  • No credit check or damage to credit score

  • Interest goes back to your account

  • No prepayment penalties


  • Must pay back loan in full within 60 days after leaving job

  • Tax penalties for not following rules

  • Lost compound interest

7. Life Insurance Policy

Your life insurance policy might let you borrow funds if you need them. “While there’s no requirement to pay it back, the amount will be deducted from whatever goes to beneficiaries,” said Enright. You have to have a whole or universal life insurance policy to borrow from it. Term life insurance policies do not have a cash value component.


  • Quick approval

  • No effect on credit score

  • Flexible repayment terms


  • Policy must have a cash value

  • Possible tax implications

  • Effects on coverage

8. Buy Now Pay Later

If you need money fast to purchase an item, consider using a buy now pay later platforms (BNPL), such as Affirm or Afterpay. These programs are similar to credit cards, giving you the money at the point of sale and allowing you to pay it back in installments. To use a BNPL platform, choose the service available when you check out. The platform runs a soft credit check before issuing the approval. Then you complete the purchase and start paying back what you borrowed according to the installment schedule.


  • Consumer protections for refunds and returns

  • Limited effect on credit score

  • Predictable payments


  • Each purchase subject to a credit check

  • Must have a savings or checking account, debit card or credit card to make payments

  • Late fees for late and missed payments

Final Take: Borrowing Money Tips

Sometimes, it’s necessary to borrow money instantly, but it’s important to consider any interest, fees and other risks involved. As you look for the best, cheapest option with the least risk to your personal property, keep the following in mind:

  • Make sure you can afford the monthly payments so you don’t miss a payment.

  • Review your credit score regularly and pay your bills on time.

  • Pay attention to loan terms, including the interest rate and fees, and choose the loan with the best terms.

  • Put everything in writing, from the loan amount to the installment payment amounts and dates, when borrowing from family.

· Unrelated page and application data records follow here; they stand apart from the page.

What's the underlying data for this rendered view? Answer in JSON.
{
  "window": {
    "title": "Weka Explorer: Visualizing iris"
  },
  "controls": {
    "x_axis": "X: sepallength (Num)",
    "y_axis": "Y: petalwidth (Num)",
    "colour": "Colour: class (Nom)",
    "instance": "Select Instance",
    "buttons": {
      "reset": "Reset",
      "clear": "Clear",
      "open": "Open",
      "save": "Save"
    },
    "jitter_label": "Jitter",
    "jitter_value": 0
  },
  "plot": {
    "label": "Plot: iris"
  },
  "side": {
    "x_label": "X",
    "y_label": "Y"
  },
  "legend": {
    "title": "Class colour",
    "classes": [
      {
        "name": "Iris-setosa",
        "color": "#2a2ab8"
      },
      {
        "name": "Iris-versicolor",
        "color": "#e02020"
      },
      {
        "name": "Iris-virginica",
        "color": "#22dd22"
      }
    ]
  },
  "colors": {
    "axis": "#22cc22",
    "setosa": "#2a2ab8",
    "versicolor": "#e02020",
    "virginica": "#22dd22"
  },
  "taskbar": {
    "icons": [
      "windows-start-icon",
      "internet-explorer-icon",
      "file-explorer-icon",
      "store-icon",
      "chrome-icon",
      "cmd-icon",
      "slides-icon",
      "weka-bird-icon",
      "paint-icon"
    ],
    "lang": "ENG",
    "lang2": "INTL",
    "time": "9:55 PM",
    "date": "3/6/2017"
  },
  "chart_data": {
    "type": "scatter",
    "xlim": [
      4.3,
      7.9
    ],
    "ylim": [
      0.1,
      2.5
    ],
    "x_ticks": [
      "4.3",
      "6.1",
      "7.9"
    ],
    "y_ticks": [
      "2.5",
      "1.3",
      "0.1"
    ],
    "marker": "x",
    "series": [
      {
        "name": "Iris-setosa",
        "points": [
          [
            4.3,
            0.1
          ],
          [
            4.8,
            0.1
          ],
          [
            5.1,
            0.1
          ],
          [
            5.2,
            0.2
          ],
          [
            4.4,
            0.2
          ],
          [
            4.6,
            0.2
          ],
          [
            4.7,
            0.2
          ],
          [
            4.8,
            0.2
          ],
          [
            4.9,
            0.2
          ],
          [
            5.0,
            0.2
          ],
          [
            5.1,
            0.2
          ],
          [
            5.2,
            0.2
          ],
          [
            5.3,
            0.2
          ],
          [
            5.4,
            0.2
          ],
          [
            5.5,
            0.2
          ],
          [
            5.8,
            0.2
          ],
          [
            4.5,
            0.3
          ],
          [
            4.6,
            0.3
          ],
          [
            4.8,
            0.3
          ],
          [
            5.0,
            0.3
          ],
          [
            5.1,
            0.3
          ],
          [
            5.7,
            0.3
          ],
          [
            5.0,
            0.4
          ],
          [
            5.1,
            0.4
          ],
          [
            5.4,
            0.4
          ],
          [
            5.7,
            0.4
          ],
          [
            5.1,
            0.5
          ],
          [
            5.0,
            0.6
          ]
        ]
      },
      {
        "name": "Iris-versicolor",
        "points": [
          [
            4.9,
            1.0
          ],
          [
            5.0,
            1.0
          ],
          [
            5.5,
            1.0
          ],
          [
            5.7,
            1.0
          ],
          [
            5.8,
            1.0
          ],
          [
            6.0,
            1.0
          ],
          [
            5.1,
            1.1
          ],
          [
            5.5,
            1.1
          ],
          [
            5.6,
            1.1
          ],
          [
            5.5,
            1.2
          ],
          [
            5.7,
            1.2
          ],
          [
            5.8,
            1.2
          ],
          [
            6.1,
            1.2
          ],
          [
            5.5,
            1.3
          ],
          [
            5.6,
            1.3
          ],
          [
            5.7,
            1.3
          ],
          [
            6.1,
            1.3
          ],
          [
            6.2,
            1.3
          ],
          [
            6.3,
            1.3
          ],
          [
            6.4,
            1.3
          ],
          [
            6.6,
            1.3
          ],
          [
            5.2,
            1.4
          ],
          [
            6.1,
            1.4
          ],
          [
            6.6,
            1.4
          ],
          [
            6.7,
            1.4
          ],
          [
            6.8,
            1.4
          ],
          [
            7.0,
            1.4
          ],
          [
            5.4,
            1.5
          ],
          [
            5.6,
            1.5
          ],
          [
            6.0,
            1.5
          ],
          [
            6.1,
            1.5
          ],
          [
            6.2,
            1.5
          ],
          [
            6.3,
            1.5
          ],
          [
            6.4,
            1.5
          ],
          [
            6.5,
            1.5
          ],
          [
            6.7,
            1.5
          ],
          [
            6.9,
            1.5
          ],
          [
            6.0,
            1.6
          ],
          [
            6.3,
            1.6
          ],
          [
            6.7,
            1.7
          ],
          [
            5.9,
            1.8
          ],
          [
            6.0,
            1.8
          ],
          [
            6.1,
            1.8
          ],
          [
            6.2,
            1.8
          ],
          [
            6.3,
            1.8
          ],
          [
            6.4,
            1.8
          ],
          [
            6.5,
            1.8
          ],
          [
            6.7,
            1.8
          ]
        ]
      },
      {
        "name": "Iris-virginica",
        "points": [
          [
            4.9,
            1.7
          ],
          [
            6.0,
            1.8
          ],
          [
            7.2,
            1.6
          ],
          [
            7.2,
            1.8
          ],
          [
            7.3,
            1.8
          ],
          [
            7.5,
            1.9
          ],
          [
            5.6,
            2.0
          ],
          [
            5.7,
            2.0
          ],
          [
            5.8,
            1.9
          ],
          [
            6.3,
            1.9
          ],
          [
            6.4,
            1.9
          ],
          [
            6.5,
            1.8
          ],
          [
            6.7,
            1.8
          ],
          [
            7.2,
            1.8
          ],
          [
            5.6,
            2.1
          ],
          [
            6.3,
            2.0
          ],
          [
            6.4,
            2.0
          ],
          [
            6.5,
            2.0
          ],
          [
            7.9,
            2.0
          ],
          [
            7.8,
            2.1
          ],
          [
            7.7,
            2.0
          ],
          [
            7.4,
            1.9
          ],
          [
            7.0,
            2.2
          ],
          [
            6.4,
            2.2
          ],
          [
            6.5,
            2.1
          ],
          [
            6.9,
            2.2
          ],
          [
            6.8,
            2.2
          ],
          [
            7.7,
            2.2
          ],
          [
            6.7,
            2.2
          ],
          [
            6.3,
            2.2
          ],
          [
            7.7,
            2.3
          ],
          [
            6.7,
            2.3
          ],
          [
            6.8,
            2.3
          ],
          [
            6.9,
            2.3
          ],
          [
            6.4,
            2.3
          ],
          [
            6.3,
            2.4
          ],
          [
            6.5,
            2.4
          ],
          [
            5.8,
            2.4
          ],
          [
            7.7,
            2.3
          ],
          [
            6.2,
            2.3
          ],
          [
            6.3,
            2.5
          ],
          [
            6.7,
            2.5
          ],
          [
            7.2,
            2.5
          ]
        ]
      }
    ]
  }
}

  • Choose reputable lenders with a proven history.

When possible, pay more than the minimum payment so you can pay back the loan early.

Cynthia Measom contributed to the reporting for this article.

This article originally appeared on GOBankingRates.com: 8 Best Ways to Borrow Money